[Stored data]
------------
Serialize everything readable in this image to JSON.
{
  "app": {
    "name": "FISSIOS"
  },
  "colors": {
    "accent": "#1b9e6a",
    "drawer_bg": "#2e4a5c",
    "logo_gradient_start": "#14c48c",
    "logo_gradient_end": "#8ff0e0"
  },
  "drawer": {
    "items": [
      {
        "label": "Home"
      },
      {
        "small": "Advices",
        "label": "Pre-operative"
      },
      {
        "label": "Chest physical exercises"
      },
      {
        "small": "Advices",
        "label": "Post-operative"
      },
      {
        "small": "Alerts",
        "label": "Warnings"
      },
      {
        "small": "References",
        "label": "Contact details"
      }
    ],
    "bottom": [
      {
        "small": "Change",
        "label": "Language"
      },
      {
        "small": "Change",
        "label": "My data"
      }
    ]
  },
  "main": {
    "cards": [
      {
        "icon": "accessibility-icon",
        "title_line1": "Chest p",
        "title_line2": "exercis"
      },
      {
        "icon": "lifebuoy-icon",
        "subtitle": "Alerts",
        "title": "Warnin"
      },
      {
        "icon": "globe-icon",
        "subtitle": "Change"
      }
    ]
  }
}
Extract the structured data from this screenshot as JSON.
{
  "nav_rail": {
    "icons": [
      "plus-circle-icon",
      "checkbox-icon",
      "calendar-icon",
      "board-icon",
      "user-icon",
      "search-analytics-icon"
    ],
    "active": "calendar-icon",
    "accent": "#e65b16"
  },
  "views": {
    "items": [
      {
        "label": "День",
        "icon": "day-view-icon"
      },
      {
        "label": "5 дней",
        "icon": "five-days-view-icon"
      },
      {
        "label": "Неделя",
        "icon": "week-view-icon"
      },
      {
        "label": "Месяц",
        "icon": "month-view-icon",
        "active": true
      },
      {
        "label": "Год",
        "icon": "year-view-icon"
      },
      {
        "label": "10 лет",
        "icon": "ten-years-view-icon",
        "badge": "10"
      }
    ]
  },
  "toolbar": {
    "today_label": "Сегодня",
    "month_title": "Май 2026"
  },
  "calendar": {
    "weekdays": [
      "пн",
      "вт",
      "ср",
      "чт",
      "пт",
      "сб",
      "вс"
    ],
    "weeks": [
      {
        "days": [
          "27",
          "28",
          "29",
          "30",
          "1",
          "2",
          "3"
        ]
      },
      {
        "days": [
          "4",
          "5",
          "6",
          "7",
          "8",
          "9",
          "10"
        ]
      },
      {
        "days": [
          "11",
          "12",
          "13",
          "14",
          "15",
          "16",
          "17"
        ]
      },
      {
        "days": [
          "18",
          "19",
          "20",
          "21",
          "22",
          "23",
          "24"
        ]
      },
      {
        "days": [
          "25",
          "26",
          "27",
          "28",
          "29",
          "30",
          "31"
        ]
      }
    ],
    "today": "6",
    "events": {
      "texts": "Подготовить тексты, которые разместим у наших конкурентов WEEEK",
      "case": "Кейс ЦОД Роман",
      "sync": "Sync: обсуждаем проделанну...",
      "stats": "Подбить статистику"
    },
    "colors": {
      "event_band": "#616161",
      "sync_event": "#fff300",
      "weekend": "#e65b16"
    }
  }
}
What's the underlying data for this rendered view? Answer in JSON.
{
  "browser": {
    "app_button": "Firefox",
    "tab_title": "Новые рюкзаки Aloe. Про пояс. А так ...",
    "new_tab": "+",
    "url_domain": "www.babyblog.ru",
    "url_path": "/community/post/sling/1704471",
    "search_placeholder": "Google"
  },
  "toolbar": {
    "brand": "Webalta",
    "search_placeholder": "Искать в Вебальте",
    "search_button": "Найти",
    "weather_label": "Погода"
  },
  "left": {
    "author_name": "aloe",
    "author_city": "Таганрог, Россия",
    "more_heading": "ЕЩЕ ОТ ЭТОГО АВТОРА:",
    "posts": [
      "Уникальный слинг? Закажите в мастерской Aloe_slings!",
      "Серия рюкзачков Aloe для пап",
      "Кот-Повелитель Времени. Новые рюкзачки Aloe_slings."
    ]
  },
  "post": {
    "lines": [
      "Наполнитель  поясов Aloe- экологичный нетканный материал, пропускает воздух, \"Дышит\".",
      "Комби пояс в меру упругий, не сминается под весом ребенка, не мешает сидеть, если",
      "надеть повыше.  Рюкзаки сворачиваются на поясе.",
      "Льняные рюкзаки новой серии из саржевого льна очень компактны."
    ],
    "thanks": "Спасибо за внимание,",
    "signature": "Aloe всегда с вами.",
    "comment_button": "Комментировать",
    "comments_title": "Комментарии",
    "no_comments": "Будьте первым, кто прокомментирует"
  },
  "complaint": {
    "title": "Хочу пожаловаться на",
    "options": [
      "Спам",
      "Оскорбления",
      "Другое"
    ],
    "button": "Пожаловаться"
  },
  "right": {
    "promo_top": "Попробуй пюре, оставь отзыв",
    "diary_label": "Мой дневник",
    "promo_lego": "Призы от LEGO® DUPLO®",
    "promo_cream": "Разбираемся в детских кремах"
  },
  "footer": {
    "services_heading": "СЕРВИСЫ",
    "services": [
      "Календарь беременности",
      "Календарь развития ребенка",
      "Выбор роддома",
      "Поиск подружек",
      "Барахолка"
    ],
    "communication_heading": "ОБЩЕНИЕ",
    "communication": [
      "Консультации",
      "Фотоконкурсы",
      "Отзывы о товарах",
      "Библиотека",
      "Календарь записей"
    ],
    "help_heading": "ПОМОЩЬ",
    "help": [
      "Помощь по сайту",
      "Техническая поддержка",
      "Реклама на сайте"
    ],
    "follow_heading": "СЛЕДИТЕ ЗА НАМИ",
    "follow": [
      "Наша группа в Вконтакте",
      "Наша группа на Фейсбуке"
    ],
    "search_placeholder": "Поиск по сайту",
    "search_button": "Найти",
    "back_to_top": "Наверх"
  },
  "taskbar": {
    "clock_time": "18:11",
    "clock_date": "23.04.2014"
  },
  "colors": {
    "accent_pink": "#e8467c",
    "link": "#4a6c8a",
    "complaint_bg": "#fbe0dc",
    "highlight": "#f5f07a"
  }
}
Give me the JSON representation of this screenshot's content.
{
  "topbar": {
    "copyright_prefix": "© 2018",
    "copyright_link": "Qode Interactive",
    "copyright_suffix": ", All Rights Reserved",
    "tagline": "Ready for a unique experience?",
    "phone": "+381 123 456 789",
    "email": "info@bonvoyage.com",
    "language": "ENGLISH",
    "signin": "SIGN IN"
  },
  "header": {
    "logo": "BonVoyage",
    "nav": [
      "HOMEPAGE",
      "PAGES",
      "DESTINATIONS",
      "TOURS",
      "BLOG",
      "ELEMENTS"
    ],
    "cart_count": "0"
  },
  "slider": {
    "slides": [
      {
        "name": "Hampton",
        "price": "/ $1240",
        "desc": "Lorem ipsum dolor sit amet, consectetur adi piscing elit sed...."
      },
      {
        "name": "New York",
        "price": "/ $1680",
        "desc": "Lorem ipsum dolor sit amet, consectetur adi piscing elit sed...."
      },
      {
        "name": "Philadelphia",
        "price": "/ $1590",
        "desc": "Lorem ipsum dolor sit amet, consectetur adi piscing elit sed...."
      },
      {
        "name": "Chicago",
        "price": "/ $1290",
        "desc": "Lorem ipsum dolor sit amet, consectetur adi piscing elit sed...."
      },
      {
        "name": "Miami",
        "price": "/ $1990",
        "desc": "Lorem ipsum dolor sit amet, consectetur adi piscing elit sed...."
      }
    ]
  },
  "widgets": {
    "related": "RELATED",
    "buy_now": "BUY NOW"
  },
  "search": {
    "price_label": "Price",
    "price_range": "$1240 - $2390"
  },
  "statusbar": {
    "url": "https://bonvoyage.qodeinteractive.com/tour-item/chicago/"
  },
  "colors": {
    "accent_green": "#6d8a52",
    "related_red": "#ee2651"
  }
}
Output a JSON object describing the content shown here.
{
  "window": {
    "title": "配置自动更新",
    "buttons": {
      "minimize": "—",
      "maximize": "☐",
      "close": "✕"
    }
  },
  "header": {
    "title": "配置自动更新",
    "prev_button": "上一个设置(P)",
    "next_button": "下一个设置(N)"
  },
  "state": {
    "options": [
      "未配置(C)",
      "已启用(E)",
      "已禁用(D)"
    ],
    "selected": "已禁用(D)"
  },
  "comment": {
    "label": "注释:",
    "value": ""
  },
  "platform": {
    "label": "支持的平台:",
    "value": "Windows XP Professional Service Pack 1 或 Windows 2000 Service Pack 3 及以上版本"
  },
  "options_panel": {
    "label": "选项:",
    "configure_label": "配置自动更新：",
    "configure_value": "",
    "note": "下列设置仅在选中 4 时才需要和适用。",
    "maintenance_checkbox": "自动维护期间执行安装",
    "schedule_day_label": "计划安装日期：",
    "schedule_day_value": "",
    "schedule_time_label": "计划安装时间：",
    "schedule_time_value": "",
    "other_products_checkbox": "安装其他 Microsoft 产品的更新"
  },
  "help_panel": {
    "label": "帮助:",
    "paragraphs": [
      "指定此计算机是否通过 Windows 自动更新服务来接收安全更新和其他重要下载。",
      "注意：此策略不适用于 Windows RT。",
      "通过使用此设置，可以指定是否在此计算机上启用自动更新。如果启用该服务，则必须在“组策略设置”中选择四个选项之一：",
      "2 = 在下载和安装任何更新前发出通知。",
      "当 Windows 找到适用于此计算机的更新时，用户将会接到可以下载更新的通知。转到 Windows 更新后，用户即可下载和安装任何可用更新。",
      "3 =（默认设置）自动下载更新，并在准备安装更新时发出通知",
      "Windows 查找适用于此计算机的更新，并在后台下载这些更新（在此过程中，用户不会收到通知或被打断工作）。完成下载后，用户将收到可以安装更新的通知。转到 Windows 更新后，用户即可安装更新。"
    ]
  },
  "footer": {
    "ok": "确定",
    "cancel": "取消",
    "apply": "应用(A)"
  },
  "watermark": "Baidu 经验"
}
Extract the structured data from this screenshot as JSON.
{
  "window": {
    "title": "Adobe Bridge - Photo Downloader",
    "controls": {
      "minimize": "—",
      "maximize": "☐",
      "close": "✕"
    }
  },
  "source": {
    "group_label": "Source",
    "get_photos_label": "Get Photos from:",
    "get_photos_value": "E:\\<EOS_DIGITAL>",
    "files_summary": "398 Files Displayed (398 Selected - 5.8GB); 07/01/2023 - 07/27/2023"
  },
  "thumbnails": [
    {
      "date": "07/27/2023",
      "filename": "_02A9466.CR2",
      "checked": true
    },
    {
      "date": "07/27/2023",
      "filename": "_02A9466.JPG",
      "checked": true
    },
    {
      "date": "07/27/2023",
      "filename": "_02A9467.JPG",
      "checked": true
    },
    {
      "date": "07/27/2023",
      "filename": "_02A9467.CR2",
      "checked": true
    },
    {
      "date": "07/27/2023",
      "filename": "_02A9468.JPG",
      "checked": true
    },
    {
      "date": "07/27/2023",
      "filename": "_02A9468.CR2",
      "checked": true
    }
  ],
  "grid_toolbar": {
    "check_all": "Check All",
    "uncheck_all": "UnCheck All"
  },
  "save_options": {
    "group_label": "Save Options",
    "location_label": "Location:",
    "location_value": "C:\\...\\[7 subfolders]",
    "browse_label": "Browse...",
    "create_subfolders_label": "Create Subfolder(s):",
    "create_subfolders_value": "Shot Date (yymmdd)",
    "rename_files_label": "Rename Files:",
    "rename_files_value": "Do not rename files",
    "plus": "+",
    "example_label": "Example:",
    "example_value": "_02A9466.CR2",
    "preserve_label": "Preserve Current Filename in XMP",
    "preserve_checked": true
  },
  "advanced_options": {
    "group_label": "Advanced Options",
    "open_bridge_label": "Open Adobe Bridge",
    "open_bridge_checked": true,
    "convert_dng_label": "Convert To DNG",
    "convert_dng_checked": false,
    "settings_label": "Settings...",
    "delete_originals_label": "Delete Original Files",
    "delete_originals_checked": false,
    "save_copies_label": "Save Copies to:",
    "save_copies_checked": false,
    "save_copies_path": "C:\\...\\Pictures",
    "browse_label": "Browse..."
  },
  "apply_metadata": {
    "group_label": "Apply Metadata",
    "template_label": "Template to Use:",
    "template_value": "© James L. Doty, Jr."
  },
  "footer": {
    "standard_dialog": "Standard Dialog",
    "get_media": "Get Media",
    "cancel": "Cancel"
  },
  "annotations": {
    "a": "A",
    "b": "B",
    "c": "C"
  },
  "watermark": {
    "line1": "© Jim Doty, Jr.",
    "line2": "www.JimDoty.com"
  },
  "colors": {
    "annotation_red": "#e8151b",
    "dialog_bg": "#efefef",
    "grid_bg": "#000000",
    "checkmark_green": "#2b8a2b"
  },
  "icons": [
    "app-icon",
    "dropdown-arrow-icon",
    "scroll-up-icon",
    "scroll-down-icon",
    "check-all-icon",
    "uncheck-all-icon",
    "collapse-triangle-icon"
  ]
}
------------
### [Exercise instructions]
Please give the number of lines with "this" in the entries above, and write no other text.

### [Response area]
5